However, not all the teleradiology companies in other countries have U.S.-trained and licensed physicians reading the images. That makes it essential that health care providers that are outsourcing ensure accurate documentation and good credentialing, and verify employment backgrounds and licensing.
Maintaining the privacy of patient records is also critical, and moving into some nontraditional settings can create security issues, whether patient records are kept on paper, handheld personal communication devices, computer disks or laptops. Health care providers should always verify that insurance is in force and that all physicians or physician extenders, wherever located, are covered.
For the health care provider, when outsourcing or using other nontraditional delivery venues, it's essential to have appropriate professional liability insurance and general liability coverage to respond to accusations of errors. This can be even more critical when medical services are outsourced to non-U.S. countries because not all countries and overseas providers carry medical malpractice insurance.
Again, it's the surplus lines carriers that have the resources and processes in place to provide the liability coverage that providers need. We can handle it because we look closely at the organization's protocols and procedures for hiring, credentialing, documentation and contacting patients with out-of-the-ordinary lab results, as well as emergency protocols/procedures if a higher-level practitioner or referral to an emergency room is needed.
It seems that the shift from traditional to nontraditional venues will continue to occur at an incredibly rapid pace, making it vital for health care providers to protect themselves in terms of risk-avoidance procedures, as well as malpractice and general liability coverage.
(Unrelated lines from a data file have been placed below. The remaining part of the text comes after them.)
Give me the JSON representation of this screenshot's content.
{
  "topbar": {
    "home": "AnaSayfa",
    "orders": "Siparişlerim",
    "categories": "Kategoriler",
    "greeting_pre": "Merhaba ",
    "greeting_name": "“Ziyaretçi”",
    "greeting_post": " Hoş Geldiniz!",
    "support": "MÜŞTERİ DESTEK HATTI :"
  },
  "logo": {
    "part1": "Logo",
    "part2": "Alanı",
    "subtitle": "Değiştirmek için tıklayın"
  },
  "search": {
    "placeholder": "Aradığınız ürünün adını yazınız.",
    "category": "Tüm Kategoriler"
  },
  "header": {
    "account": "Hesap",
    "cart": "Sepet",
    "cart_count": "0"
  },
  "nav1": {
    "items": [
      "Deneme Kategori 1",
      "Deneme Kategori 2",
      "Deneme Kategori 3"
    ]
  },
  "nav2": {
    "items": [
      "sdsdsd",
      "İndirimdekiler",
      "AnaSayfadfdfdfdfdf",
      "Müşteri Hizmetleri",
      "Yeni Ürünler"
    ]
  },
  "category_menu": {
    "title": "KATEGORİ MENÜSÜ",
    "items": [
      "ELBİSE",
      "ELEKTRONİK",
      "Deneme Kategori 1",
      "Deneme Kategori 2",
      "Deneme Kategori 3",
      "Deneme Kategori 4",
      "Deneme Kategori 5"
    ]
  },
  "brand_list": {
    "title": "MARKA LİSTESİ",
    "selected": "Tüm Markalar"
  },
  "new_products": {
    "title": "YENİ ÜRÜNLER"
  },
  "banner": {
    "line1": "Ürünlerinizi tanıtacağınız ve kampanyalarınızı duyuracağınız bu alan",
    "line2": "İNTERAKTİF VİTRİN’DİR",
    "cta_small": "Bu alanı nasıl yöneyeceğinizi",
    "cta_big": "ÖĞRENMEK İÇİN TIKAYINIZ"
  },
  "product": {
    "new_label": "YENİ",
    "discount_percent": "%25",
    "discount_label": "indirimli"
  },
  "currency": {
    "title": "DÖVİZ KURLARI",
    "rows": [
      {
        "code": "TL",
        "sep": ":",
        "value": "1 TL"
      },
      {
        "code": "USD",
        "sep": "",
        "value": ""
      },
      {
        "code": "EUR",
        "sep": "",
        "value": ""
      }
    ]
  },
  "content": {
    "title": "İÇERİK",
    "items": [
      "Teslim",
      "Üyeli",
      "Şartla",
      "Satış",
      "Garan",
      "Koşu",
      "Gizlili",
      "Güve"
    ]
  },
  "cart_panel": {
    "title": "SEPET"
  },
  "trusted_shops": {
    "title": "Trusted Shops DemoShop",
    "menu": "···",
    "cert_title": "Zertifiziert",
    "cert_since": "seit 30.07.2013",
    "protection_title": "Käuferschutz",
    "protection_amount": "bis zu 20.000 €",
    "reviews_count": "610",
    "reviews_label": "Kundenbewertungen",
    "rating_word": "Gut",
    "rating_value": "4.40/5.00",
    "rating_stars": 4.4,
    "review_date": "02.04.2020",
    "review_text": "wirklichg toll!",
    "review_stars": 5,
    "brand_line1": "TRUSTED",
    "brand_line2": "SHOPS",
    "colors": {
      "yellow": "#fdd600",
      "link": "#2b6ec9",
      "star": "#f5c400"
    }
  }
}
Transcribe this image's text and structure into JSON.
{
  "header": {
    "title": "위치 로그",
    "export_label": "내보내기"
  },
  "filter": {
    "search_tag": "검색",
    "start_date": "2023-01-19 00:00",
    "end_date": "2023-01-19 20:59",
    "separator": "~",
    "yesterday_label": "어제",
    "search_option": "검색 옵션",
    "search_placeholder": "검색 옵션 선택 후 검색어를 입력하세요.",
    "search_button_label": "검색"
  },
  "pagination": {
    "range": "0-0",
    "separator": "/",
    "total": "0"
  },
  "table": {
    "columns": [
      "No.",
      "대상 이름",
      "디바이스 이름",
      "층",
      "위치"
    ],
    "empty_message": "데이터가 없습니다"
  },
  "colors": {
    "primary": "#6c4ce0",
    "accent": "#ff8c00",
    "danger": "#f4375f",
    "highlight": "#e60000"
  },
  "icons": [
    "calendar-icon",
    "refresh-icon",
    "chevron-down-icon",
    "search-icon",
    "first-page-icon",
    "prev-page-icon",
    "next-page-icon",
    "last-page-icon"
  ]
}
It's the surplus lines insurers that are prepared to help health care providers meet this challenge and keep one-stop shopping venues open.
Fran O'Connell is vp and product manager of medical underwriting at Shand Morahan & Co. Inc., the Deerfield, Ill.-based managing general underwriter for Evanston Insurance Co.